Empires Fall Every 250 Years, and We’re Next

Many empires have been observed throughout their life cycle from the beginning, peak, and then to the inevitable end. The Romans, the Ottomans, the Greeks, the British, and the Persians have all risen to their climax of power and then fallen. This does not mean that they ceased to exist or that they were completely demolished, but it does mean that they had begun the cycle once more. ​Considering the current state of the U.S. in terms of politics, economy, and society, the majority of people are wondering what the future holds. In my opinion, it’s not headed in a positive direction.

The person responsible for coming up with the 250-year rule is John Glubb in his work, The Fate of Empires. He has been described as an obscure man with even more obscure works, yet, he has been proven right over the last few centuries.

Many philosophers and historians have studied these cycles and found that there are signs to indicate the fall. These may include increased inequality, economic collapse, growing hatred, increased military spending, the decline in the currency, and government inadequacy. I believe we can see some of these present in today’s government and society. Let’s compare these with the U.S. today. 

The first characteristic, increased inequality, does not completely mean what first comes to mind, which is in terms of race, gender, etc. It can also refer to an economical way to speak on the functioning system set in place or, in this case, dysfunctioning. The phrase, “The rich are getting richer, and the poor are getting poorer,” is a great way to describe this. As the U.S. keeps issuing tax cuts for those in the highest tax brackets, this trend will continue. This includes large corporations. Amazon pays little to no taxes for a corporation with a net income of 33.364 billion in 2021, while the middle and lower classes are riddled with taxes.

The top 1% have enough money to solve a number of world issues and still make all the money back after. One example is Elon Musk’s infamous conflict with the United Nations. David Beasley, head of the U.N. Food Agency, swiftly called him out about earning $36 billion in one day by tweeting, “1/6 of your one-day increase would save 42 million lives that are knocking on famine’s door…” according to an NPR article. Elon Musk replied with a dare that the WFP should show him their plans for solving world hunger and he will sell Tesla stock and donate. A few weeks later, a donation of 5.74 billion was made to the cause by Musk. This will aid millions of starving people around the world. However, is it truly his responsibility? If the government knew how to properly control its economy, it wouldn’t need Elon Musk to donate such a large amount of money to feed its people.

Growing hatred is something that applies directly but also fits into other categories such as government inadequacy. It was just two years ago that the biggest protest in U.S. history happened, a march for George Floyd’s death, topping the Women’s March in 2017. However, I feel the government hasn’t done much to solve the problem. I still see neighborhoods with people of color over-policed—as if they expect people to break the law simply because of where they live and who they are.
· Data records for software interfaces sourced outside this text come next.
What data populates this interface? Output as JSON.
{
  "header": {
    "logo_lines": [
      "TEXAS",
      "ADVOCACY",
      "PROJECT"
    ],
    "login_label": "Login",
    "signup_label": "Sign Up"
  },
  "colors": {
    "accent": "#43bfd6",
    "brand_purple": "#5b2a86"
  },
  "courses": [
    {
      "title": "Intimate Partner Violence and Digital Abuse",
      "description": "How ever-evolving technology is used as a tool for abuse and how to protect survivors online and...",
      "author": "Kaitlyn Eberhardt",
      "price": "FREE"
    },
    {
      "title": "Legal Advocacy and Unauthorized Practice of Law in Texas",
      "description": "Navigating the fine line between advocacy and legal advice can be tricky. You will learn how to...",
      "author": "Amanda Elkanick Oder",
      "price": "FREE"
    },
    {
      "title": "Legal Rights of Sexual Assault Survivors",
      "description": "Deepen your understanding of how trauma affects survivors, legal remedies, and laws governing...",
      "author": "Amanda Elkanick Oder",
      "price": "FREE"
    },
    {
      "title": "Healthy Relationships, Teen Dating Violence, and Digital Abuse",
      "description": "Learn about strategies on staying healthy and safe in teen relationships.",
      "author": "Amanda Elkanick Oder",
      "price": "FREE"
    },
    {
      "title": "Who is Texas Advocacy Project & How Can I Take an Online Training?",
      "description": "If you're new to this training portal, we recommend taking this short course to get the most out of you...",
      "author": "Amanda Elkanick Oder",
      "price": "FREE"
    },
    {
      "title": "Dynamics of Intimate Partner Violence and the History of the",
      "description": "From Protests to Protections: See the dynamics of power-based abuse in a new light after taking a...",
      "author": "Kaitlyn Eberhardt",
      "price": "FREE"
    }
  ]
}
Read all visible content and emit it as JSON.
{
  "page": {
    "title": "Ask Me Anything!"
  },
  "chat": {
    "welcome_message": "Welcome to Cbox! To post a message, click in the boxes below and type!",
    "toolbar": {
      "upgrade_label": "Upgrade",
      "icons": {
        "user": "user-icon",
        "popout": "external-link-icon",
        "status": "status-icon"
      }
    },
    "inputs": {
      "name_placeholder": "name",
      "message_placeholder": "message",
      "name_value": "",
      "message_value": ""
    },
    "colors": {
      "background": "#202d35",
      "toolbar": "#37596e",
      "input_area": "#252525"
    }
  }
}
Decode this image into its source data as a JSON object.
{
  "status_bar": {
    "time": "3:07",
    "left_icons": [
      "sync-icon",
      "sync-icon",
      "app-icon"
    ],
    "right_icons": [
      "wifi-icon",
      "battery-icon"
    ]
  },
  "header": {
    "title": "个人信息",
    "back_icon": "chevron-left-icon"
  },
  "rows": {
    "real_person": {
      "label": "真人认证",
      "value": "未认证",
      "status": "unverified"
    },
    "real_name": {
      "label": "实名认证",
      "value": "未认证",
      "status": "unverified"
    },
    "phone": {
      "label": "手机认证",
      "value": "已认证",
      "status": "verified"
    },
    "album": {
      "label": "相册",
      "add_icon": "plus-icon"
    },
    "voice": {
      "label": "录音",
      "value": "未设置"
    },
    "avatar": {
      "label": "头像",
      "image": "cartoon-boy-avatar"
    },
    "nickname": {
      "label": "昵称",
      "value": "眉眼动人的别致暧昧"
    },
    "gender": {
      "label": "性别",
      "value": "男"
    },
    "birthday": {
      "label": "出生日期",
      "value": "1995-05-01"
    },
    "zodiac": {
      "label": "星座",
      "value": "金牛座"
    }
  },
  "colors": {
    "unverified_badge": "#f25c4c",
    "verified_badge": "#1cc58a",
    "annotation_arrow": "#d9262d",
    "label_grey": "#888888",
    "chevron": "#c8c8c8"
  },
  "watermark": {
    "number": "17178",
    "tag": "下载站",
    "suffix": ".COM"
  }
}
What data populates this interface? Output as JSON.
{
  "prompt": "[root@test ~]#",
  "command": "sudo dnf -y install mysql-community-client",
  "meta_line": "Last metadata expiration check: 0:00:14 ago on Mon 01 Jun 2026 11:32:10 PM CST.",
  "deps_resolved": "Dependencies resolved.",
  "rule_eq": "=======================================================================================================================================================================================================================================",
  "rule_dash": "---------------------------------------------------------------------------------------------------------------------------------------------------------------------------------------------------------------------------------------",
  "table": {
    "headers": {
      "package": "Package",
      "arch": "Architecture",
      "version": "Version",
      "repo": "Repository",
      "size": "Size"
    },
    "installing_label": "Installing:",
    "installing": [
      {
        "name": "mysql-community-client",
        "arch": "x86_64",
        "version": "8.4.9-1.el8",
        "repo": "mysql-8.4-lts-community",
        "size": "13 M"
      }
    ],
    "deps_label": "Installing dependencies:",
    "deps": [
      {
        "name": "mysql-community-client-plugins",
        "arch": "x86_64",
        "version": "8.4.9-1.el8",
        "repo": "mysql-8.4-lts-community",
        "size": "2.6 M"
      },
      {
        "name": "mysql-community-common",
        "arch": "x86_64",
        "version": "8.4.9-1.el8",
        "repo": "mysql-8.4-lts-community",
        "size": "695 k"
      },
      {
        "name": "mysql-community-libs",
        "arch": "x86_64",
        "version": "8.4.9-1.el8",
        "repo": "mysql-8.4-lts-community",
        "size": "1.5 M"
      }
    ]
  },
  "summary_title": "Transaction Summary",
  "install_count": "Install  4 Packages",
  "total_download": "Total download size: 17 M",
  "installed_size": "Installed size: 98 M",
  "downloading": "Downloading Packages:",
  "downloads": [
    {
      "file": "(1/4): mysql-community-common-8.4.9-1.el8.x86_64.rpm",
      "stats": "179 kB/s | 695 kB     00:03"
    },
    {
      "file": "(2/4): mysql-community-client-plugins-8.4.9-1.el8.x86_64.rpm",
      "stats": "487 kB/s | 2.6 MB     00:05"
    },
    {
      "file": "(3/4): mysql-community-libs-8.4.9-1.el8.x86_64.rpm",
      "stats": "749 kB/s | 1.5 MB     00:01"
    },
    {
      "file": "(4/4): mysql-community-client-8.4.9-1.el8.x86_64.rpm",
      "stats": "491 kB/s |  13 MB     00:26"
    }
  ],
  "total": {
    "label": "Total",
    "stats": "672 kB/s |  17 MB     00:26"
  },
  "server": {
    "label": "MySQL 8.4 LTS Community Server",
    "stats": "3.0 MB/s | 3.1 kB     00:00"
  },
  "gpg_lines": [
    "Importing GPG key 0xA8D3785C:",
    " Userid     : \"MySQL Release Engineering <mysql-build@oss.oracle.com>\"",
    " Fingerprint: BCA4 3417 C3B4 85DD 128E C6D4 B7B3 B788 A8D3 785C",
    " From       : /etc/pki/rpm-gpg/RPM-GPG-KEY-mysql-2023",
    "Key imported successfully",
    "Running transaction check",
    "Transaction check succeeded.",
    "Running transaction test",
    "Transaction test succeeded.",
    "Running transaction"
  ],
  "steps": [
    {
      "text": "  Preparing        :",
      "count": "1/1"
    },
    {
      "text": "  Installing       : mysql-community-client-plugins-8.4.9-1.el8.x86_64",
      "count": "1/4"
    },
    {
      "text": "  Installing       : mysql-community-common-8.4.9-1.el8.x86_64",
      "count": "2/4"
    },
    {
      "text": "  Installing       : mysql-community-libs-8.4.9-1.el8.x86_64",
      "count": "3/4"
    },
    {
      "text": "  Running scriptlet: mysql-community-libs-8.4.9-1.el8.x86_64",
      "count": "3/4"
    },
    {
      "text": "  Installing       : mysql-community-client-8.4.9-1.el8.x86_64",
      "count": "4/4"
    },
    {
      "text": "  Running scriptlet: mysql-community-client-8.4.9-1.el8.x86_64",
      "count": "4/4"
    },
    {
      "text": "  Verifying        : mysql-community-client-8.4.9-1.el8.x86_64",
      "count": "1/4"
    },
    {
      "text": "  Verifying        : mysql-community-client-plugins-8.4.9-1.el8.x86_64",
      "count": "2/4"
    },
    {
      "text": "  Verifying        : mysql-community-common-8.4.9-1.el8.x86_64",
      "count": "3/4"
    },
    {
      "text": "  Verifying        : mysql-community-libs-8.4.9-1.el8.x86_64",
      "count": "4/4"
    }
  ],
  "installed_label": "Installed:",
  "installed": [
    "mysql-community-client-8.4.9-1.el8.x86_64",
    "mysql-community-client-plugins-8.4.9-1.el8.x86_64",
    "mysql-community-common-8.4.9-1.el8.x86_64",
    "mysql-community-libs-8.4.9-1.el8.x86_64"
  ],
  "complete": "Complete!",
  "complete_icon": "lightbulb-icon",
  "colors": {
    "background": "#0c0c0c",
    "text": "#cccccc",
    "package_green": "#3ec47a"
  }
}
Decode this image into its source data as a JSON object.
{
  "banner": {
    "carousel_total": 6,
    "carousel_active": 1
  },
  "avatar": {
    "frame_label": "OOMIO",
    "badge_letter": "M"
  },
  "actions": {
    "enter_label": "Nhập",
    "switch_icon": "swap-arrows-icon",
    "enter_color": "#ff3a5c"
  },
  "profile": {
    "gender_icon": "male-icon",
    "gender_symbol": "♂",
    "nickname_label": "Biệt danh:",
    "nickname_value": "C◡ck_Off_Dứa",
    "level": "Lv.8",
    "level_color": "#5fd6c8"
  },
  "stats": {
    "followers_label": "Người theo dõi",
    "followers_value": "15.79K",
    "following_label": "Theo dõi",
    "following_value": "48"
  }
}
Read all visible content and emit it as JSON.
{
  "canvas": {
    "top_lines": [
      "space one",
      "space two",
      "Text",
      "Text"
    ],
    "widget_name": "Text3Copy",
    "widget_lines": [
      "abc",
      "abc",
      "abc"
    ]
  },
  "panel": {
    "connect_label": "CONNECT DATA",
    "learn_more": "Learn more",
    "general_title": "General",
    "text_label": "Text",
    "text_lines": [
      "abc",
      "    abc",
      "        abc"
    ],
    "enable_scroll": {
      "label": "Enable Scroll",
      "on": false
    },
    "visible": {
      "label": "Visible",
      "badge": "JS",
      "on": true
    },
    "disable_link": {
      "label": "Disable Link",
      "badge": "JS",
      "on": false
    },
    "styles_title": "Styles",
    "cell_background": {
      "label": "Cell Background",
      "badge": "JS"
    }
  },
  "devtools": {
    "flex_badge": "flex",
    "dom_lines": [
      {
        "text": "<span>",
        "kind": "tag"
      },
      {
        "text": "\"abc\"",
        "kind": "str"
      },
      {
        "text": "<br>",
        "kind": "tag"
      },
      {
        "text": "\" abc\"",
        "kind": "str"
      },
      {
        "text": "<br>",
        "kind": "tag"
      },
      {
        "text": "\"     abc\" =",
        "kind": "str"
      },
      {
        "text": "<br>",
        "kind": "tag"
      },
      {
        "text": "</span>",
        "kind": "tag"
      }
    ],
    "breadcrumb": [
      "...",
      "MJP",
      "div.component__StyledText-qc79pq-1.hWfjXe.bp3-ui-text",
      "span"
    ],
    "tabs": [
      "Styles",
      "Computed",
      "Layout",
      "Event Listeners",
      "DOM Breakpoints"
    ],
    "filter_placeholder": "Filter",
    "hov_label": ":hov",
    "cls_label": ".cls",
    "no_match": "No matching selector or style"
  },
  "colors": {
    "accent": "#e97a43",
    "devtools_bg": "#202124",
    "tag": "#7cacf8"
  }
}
This is present in the Antelope Valley and my own neighborhood. There is a much greater number of police cars and patrols on the East side of Lancaster (which is predominantly occupied by people of color) than on the West side. As soon as I cross Division Street to and from school, I automatically recognize the shift. Despite everyone protesting for so long about this issue, we have taken steps that are so small that it’s still just an ideology rather than law or policy. If a government built on democracy does not listen to its majority of people who supposedly ‘have the power to shape their own country,’ then is it really a democracy?

Another one of the signs is government inadequacy. The electoral college has been questioned on its efficacy for years. There are pros and cons to direct and representative democracies, but it seems to me that as the years go on, the people have less input on what they would like their country to look like. However, we are getting bolder with protests and speaking out, especially after the overturning of Roe V. Wade. We still have people holding on to their positions in government after serving for decades and resisting change in order to preserve their individual power. The supreme court has justices like Clarence Thomas who have served for almost 31 years. He has made his stance clear on abortion despite it not representing the wants of the general public. After all, according to Pew Research Center, 61% of Americans are pro-choice. I believe that if the government no longer serves the will of the people, it should be reconstructed in a way that supports those it governs.

The last characteristic is increased military spending. According to the Stockholm International Peace Research Institute, in 2021, the U.S. government spent 801 billion on military projects. This is more than the following five countries combined on the list, including Russia, India, the U.K., Germany, and China. The United States takes up 38% of military spending worldwide. Considering there are 196 countries, I would say that’s a lot more than necessary.​ To put into perspective, countries that are deep into decade-long wars do not spend as much as the United States on the military. 

In my opinion, the characteristics mentioned seem to fit the United States perfectly, so the question now is: how close are we? If we were to base it upon the time that the Declaration of Independence was signed in 1776, which solidified the United States’ independence as its own country, that would place us in the year 246. This implies that the U.S.’s power is coming to an end in 2026. With the increase in tension over the past few years, I wouldn’t be surprised if something large took place that shifted the U.S. as a global power. As a high school senior, I won’t even be graduating college until 2027. Perhaps it might be wiser to start looking into universities abroad.